The input:
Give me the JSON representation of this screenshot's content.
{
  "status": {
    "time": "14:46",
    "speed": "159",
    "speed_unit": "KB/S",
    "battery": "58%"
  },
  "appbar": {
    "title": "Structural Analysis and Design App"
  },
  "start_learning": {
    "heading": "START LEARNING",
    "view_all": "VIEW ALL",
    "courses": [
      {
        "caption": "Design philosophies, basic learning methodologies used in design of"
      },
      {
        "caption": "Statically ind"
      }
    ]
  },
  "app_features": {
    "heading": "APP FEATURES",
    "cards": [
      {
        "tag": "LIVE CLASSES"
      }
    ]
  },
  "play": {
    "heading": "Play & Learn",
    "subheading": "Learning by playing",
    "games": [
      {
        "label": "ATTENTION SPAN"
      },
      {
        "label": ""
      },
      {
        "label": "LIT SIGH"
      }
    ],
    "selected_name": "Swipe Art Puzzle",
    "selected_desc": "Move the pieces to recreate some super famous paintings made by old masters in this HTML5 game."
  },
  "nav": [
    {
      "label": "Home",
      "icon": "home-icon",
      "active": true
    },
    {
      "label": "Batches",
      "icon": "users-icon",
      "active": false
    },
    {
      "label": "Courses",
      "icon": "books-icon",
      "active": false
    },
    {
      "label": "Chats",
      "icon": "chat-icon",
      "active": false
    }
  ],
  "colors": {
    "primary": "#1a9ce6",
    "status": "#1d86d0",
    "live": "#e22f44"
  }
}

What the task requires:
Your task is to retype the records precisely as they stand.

Output of the task:
Give me the JSON representation of this screenshot's content.
{
  "status": {
    "time": "14:46",
    "speed": "159",
    "speed_unit": "KB/S",
    "battery": "58%"
  },
  "appbar": {
    "title": "Structural Analysis and Design App"
  },
  "start_learning": {
    "heading": "START LEARNING",
    "view_all": "VIEW ALL",
    "courses": [
      {
        "caption": "Design philosophies, basic learning methodologies used in design of"
      },
      {
        "caption": "Statically ind"
      }
    ]
  },
  "app_features": {
    "heading": "APP FEATURES",
    "cards": [
      {
        "tag": "LIVE CLASSES"
      }
    ]
  },
  "play": {
    "heading": "Play & Learn",
    "subheading": "Learning by playing",
    "games": [
      {
        "label": "ATTENTION SPAN"
      },
      {
        "label": ""
      },
      {
        "label": "LIT SIGH"
      }
    ],
    "selected_name": "Swipe Art Puzzle",
    "selected_desc": "Move the pieces to recreate some super famous paintings made by old masters in this HTML5 game."
  },
  "nav": [
    {
      "label": "Home",
      "icon": "home-icon",
      "active": true
    },
    {
      "label": "Batches",
      "icon": "users-icon",
      "active": false
    },
    {
      "label": "Courses",
      "icon": "books-icon",
      "active": false
    },
    {
      "label": "Chats",
      "icon": "chat-icon",
      "active": false
    }
  ],
  "colors": {
    "primary": "#1a9ce6",
    "status": "#1d86d0",
    "live": "#e22f44"
  }
}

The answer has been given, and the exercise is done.